Jodie Chiemi Ching
In celebration of their centennial anniversaries, Aloha United Way and Servco Pacific Inc. are teaming up to honor their legacies of service to the community with a collaborative initiative aimed at addressing the root causes of Hawai‘i’s systemic and persistent social welfare issues. The initiative is titled the Hawaii Social Impact Project.
Servco’s chairman/CEO Mark Fukunaga and president/chief operating officer Rick Ching joined Aloha United Way COO Norm Baker at a Feb. 6 news conference at AUW’s offices to announce the launch of the Hawaii Social Impact Project. Fukunaga and Ching also presented a $200,000 check to AUW to help fund the initiative.
In 2018, Aloha United Way determined that 48 percent — nearly half of Hawai‘i’s households — fell into a category known as ALICE, which stands for Asset Limited, Income Constrained, Employed.
ALICE families are “Asset Limited” households with no financial safety net to fall back on in the event of an unanticipated emergency, be it medical or even an unexpected, but necessary car repair. “Income Constrained” are families whose income falls short of their basic necessities; and “Employed” refers to the working families, whose income, despite working, falls short of what it takes to live in Hawai‘i.
The “Hawaii Social Impact Project: Moving Hawai‘i’s Population Towards Financial Stability,” is a three-year, statewide initiative aimed at addressing the challenges identified by a cohort of community nonprofits selected by Aloha United Way. The program will address underlying causes of the problems facing the community, not just its symptoms.
The Servco donation will be divided among the state’s four counties with Hawai‘i County receiving 55 percent of the monies, Maui County 51 percent, 46 percent to the City and County of Honolulu and Kaua‘i County receiving 43 percent. The percentages refer to the percentage of households which fall into the ALICE category.
AUW president and CEO Cindy Adams noted in a press release that as Aloha United Way celebrates its centennial anniversary and embarks on its next 100 years, “AUW is looking at best practices like collective impact to address systemic issues. The Hawaii Social Impact Project will not only help ALICE families, but also create a framework, adaptable to other critical issues affecting our state,” she said.

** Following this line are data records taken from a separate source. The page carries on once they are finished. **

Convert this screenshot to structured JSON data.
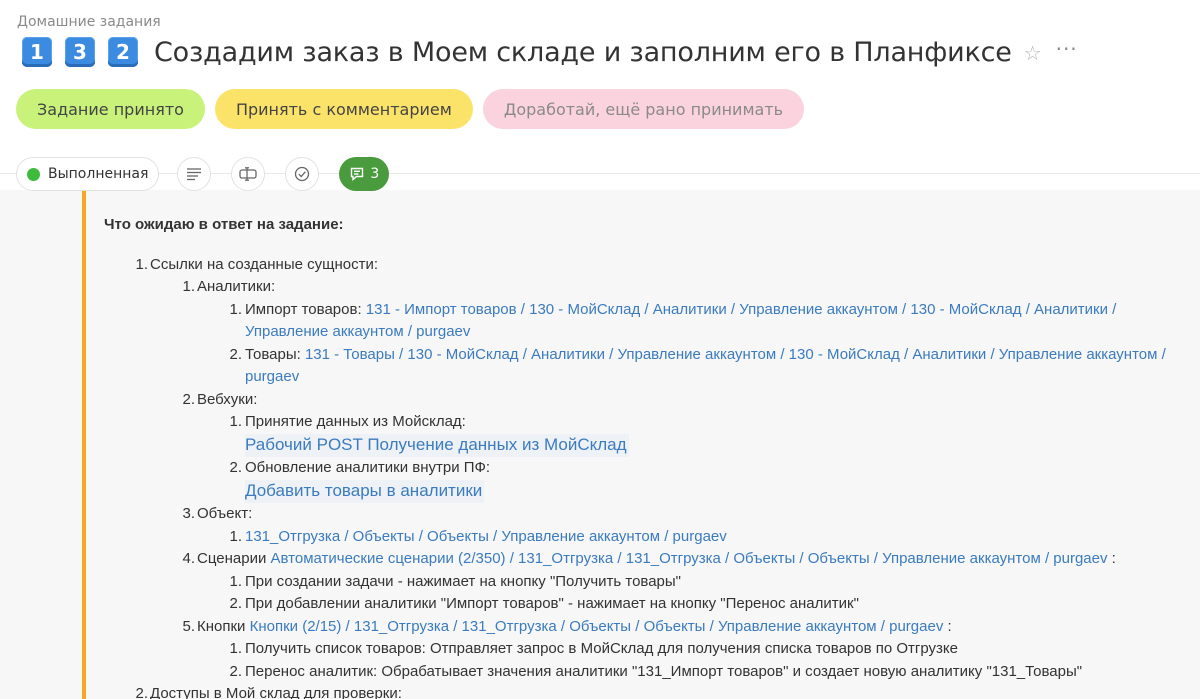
{
  "breadcrumb": "Домашние задания",
  "title": {
    "keys": [
      "1",
      "3",
      "2"
    ],
    "text": "Создадим заказ в Моем складе и заполним его в Планфиксе"
  },
  "actions": {
    "accept": "Задание принято",
    "comment": "Принять с комментарием",
    "rework": "Доработай, ещё рано принимать"
  },
  "status": {
    "label": "Выполненная",
    "color": "#3dbb3d"
  },
  "toolbar": {
    "comments_count": "3"
  },
  "doc": {
    "heading": "Что ожидаю в ответ на задание:",
    "item1": {
      "num": "1.",
      "text": "Ссылки на созданные сущности:",
      "analytics": {
        "num": "1.",
        "text": "Аналитики:",
        "import": {
          "num": "1.",
          "label": "Импорт товаров: ",
          "link": "131 - Импорт товаров / 130 - МойСклад / Аналитики / Управление аккаунтом / 130 - МойСклад / Аналитики / Управление аккаунтом / purgaev"
        },
        "goods": {
          "num": "2.",
          "label": "Товары: ",
          "link": "131 - Товары / 130 - МойСклад / Аналитики / Управление аккаунтом / 130 - МойСклад / Аналитики / Управление аккаунтом / purgaev"
        }
      },
      "webhooks": {
        "num": "2.",
        "text": "Вебхуки:",
        "receive": {
          "num": "1.",
          "label": "Принятие данных из Мойсклад:",
          "link": "Рабочий POST Получение данных из МойСклад"
        },
        "update": {
          "num": "2.",
          "label": "Обновление аналитики внутри ПФ:",
          "link": "Добавить товары в аналитики"
        }
      },
      "object": {
        "num": "3.",
        "text": "Объект:",
        "item": {
          "num": "1.",
          "link": "131_Отгрузка / Объекты / Объекты / Управление аккаунтом / purgaev"
        }
      },
      "scenarios": {
        "num": "4.",
        "label": "Сценарии ",
        "link": "Автоматические сценарии (2/350) / 131_Отгрузка / 131_Отгрузка / Объекты / Объекты / Управление аккаунтом / purgaev",
        "suffix": " :",
        "s1": {
          "num": "1.",
          "text": "При создании задачи - нажимает на кнопку \"Получить товары\""
        },
        "s2": {
          "num": "2.",
          "text": "При добавлении аналитики \"Импорт товаров\" - нажимает на кнопку \"Перенос аналитик\""
        }
      },
      "buttons": {
        "num": "5.",
        "label": "Кнопки ",
        "link": "Кнопки  (2/15) / 131_Отгрузка / 131_Отгрузка / Объекты / Объекты / Управление аккаунтом / purgaev",
        "suffix": " :",
        "b1": {
          "num": "1.",
          "text": "Получить список товаров: Отправляет запрос в МойСклад для получения списка товаров по Отгрузке"
        },
        "b2": {
          "num": "2.",
          "text": "Перенос аналитик: Обрабатывает значения аналитики \"131_Импорт товаров\" и создает новую аналитику \"131_Товары\""
        }
      }
    },
    "item2": {
      "num": "2.",
      "text": "Доступы в Мой склад для проверки:"
    }
  },
  "colors": {
    "accent": "#f5a623",
    "link": "#3b7bbf",
    "accept": "#c9f27a",
    "comment": "#fbe36a",
    "rework": "#fbd3df",
    "comments_badge": "#4a9a3e"
  },
  "icons": [
    "star-icon",
    "more-icon",
    "description-icon",
    "fields-icon",
    "checklist-icon",
    "comment-icon"
  ]
}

Addressing a multifaceted problem such as that facing ALICE families calls for a multifaceted solution, which is the role the cohort partners will play. AUW’s Norm Baker said the initiative offers hope to ALICE families.
“The grant that Servco has provided us will enable us to learn, to pilot, to pick the things that work really well, and develop something that we can deploy statewide. And, hopefully, in a few years, our community can come together as a collaborative and start addressing these really serious problems,” Baker said.
Fukunaga said that when Servco officials began considering how it wanted to celebrate its milestone 100th anniversary — from a two-car repair garage started in Waialua by his grandfather Peter Fukunaga in 1919, they reflected on “what we stand for.”
“And if there is one value that defines us, it’s service,” Fukunaga said, noting that Servco’s original name was Service Motors. “We serve our customers; we also serve the greater community.”
“The other part that we think about a lot, obviously, is gratitude. So, in thinking about our celebration, we’re defined by service and motivated by gratitude.”
Fukunaga said Servco plans to donate more than $1.5 million over the course of its centennial year to all of the community nonprofits that make Hawai‘i a better place. With the company’s $200,000 gift to Aloha United Way, it took an important first step in addressing the root causes behind the financial challenges of many Hawai‘i families.